[Page and application data records]
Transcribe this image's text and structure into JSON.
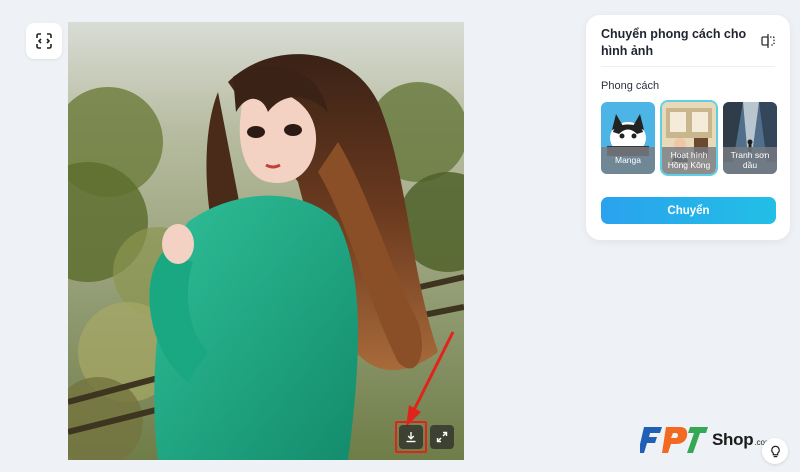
{
  "panel": {
    "title": "Chuyển phong cách cho hình ảnh",
    "section_label": "Phong cách",
    "styles": [
      {
        "label": "Manga",
        "selected": false
      },
      {
        "label": "Hoạt hình Hồng Kông",
        "selected": true
      },
      {
        "label": "Tranh sơn dầu",
        "selected": false
      }
    ],
    "convert_label": "Chuyển"
  },
  "icons": {
    "crop": "crop-scan-icon",
    "download": "download-icon",
    "fullscreen": "expand-icon",
    "compare": "compare-icon",
    "help": "lightbulb-icon"
  },
  "watermark": {
    "brand": "FPT",
    "shop": "Shop",
    "domain": ".com.vn"
  },
  "colors": {
    "accent": "#22b4ea",
    "highlight": "#e0241b",
    "selected_outline": "#5fd0e4"
  }
}
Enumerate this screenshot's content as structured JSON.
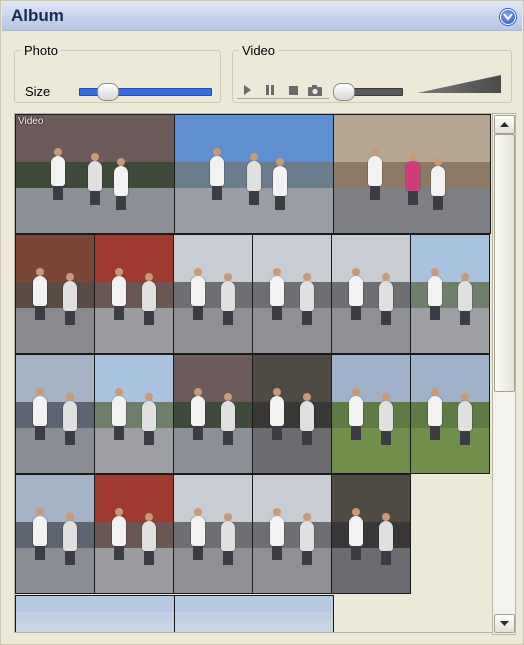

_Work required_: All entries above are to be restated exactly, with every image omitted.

_Response to the task_:
Transcribe this image's text and structure into JSON.
{
  "panel": {
    "title": "Chuyển phong cách cho hình ảnh",
    "section_label": "Phong cách",
    "styles": [
      {
        "label": "Manga",
        "selected": false
      },
      {
        "label": "Hoạt hình Hồng Kông",
        "selected": true
      },
      {
        "label": "Tranh sơn dầu",
        "selected": false
      }
    ],
    "convert_label": "Chuyển"
  },
  "icons": {
    "crop": "crop-scan-icon",
    "download": "download-icon",
    "fullscreen": "expand-icon",
    "compare": "compare-icon",
    "help": "lightbulb-icon"
  },
  "watermark": {
    "brand": "FPT",
    "shop": "Shop",
    "domain": ".com.vn"
  },
  "colors": {
    "accent": "#22b4ea",
    "highlight": "#e0241b",
    "selected_outline": "#5fd0e4"
  }
}
Enumerate this screenshot's content as structured JSON.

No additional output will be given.